Cadbury has lost its bid to own the colour purple, which it uses in the wrapper of its products.
The chocolate maker, which is owned by the American company Kraft Foods, had been trying to decree that it alone can use a certain type of purple, known as Pantone 2-8-6-5-c, on its chocolate bar wrapping.
Last week, it found out it couldn't after a five-year battle with its rival, Nestle.
In 2008, Nestle objected to Cadbury's initial trademark application.
Last year, Cadbury won the legal case to stop other firms using the colour but Nestle has won an appeal against that earlier ruling.
Interbrand's European chief executive Simon Bailey says it is possible for brands to own colours.
"In the past BP and, I think, for example Tiffany have been very successful in actually managing in some instances to register colours as part of their trademark.
"...brands are much more than names so they are a mix of functional and emotional attributes that come together to form an impression in the mind of the consumer.

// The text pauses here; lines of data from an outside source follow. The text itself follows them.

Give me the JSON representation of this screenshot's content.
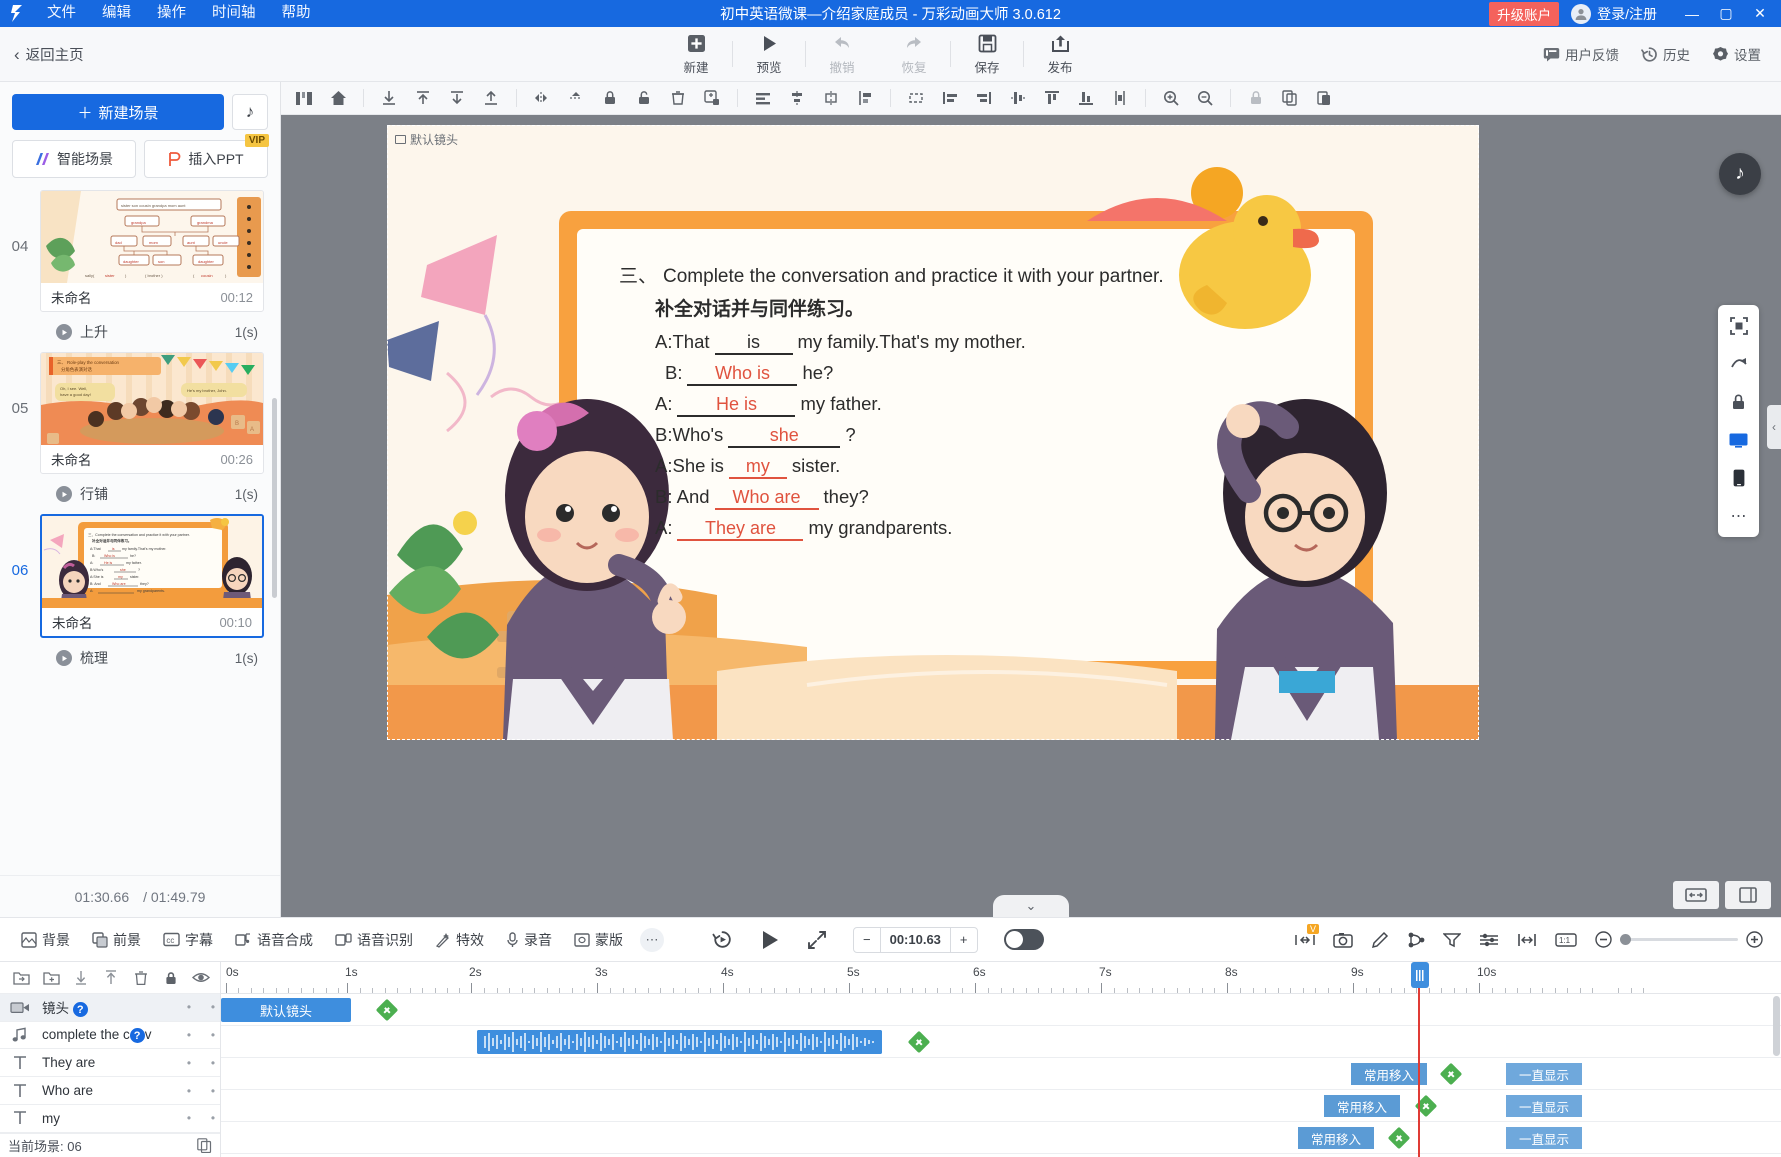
{
  "titlebar": {
    "menus": [
      "文件",
      "编辑",
      "操作",
      "时间轴",
      "帮助"
    ],
    "title": "初中英语微课—介绍家庭成员 - 万彩动画大师 3.0.612",
    "upgrade_label": "升级账户",
    "login_label": "登录/注册",
    "minimize": "—",
    "maximize": "▢",
    "close": "✕",
    "accent": "#1769e0",
    "upgrade_color": "#f4625c"
  },
  "header": {
    "back_label": "返回主页",
    "buttons": [
      {
        "label": "新建",
        "icon": "plus-square-icon",
        "disabled": false
      },
      {
        "label": "预览",
        "icon": "play-icon",
        "disabled": false
      },
      {
        "label": "撤销",
        "icon": "undo-arrow-icon",
        "disabled": true
      },
      {
        "label": "恢复",
        "icon": "redo-arrow-icon",
        "disabled": true
      },
      {
        "label": "保存",
        "icon": "save-disk-icon",
        "disabled": false
      },
      {
        "label": "发布",
        "icon": "upload-box-icon",
        "disabled": false
      }
    ],
    "right_items": [
      {
        "label": "用户反馈",
        "icon": "feedback-icon"
      },
      {
        "label": "历史",
        "icon": "history-clock-icon"
      },
      {
        "label": "设置",
        "icon": "gear-icon"
      }
    ]
  },
  "scene_panel": {
    "new_scene_label": "新建场景",
    "music_icon": "music-note-icon",
    "smart_scene_label": "智能场景",
    "insert_ppt_label": "插入PPT",
    "vip_tag": "VIP",
    "scenes": [
      {
        "number": "04",
        "name": "未命名",
        "duration": "00:12",
        "transition": "上升",
        "transition_duration": "1(s)",
        "active": false
      },
      {
        "number": "05",
        "name": "未命名",
        "duration": "00:26",
        "transition": "行铺",
        "transition_duration": "1(s)",
        "active": false
      },
      {
        "number": "06",
        "name": "未命名",
        "duration": "00:10",
        "transition": "梳理",
        "transition_duration": "1(s)",
        "active": true
      }
    ],
    "elapsed": "01:30.66",
    "total": "/ 01:49.79"
  },
  "stage": {
    "camera_label": "默认镜头",
    "toolbar_icons": [
      "timeline-grid-icon",
      "home-icon",
      "align-bottom-icon",
      "align-top-icon",
      "distribute-down-icon",
      "bring-up-icon",
      "flip-horizontal-icon",
      "flip-vertical-icon",
      "lock-icon",
      "unlock-icon",
      "delete-icon",
      "duplicate-icon",
      "align-left-icon",
      "align-center-h-icon",
      "align-right-icon",
      "align-justify-icon",
      "crop-icon",
      "distribute-left-icon",
      "distribute-right-icon",
      "align-middle-icon",
      "align-vtop-icon",
      "align-vbottom-icon",
      "distribute-v-icon",
      "zoom-in-icon",
      "zoom-out-icon",
      "lock2-icon",
      "copy-icon",
      "paste-icon"
    ],
    "dock_icons": [
      "fit-screen-icon",
      "flip-icon",
      "lock-icon",
      "desktop-icon",
      "mobile-icon",
      "more-icon"
    ],
    "music_float_icon": "music-note-icon"
  },
  "slide": {
    "heading_num": "三、",
    "heading_en": "Complete the conversation and practice it with your partner.",
    "heading_cn": "补全对话并与同伴练习。",
    "lines": [
      {
        "prefix": "A:That",
        "blank": "is",
        "suffix": "my family.That's my mother.",
        "blank_color": "#2c2c2c"
      },
      {
        "prefix": "B:",
        "blank": "Who is",
        "suffix": "he?",
        "blank_color": "#e0533f"
      },
      {
        "prefix": "A:",
        "blank": "He is",
        "suffix": "my father.",
        "blank_color": "#e0533f"
      },
      {
        "prefix": "B:Who's",
        "blank": "she",
        "suffix": "?",
        "blank_color": "#e0533f"
      },
      {
        "prefix": "A:She is",
        "blank": "my",
        "suffix": "sister.",
        "blank_color": "#e0533f"
      },
      {
        "prefix": "B: And",
        "blank": "Who are",
        "suffix": "they?",
        "blank_color": "#e0533f"
      },
      {
        "prefix": "A:",
        "blank": "They  are",
        "suffix": "my grandparents.",
        "blank_color": "#e0533f"
      }
    ]
  },
  "bottombar": {
    "items": [
      {
        "label": "背景",
        "icon": "background-icon"
      },
      {
        "label": "前景",
        "icon": "foreground-icon"
      },
      {
        "label": "字幕",
        "icon": "subtitle-cc-icon"
      },
      {
        "label": "语音合成",
        "icon": "tts-icon"
      },
      {
        "label": "语音识别",
        "icon": "asr-icon"
      },
      {
        "label": "特效",
        "icon": "effects-icon"
      },
      {
        "label": "录音",
        "icon": "microphone-icon"
      },
      {
        "label": "蒙版",
        "icon": "mask-icon"
      }
    ],
    "more_icon": "ellipsis-icon",
    "replay_icon": "replay-icon",
    "play_icon": "play-icon",
    "fullscreen_icon": "expand-icon",
    "minus": "−",
    "time_value": "00:10.63",
    "plus": "+",
    "right_icons": [
      "fit-width-icon",
      "camera-snapshot-icon",
      "edit-pen-icon",
      "branch-icon",
      "filter-icon",
      "settings-sliders-icon",
      "spacing-h-icon",
      "numbering-icon"
    ],
    "zoom_minus": "−",
    "zoom_plus": "+"
  },
  "timeline": {
    "tools": [
      "import-folder-icon",
      "new-folder-icon",
      "move-down-icon",
      "move-up-icon",
      "trash-icon",
      "lock-icon",
      "eye-icon"
    ],
    "tracks": [
      {
        "name": "镜头",
        "icon": "camera-icon",
        "has_qmark": true,
        "selected": true,
        "type": "camera"
      },
      {
        "name": "complete the conv",
        "icon": "audio-note-icon",
        "has_qmark": true,
        "selected": false,
        "type": "audio"
      },
      {
        "name": "They  are",
        "icon": "text-T-icon",
        "has_qmark": false,
        "selected": false,
        "type": "text"
      },
      {
        "name": "Who are",
        "icon": "text-T-icon",
        "has_qmark": false,
        "selected": false,
        "type": "text"
      },
      {
        "name": "my",
        "icon": "text-T-icon",
        "has_qmark": false,
        "selected": false,
        "type": "text"
      }
    ],
    "ruler_labels": [
      "0s",
      "1s",
      "2s",
      "3s",
      "4s",
      "5s",
      "6s",
      "7s",
      "8s",
      "9s",
      "10s"
    ],
    "camera_clip_label": "默认镜头",
    "enter_tag": "常用移入",
    "always_tag": "一直显示",
    "footer_label": "当前场景: 06",
    "footer_icon": "duplicate-scene-icon",
    "playhead_time": "9.6s"
  }
}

Mr Bailey says brands are enormously valuable with the latest Interbrands annual survey of the best global brands valuing the combined total of the 100 top brands at more than $US1.5 trillion.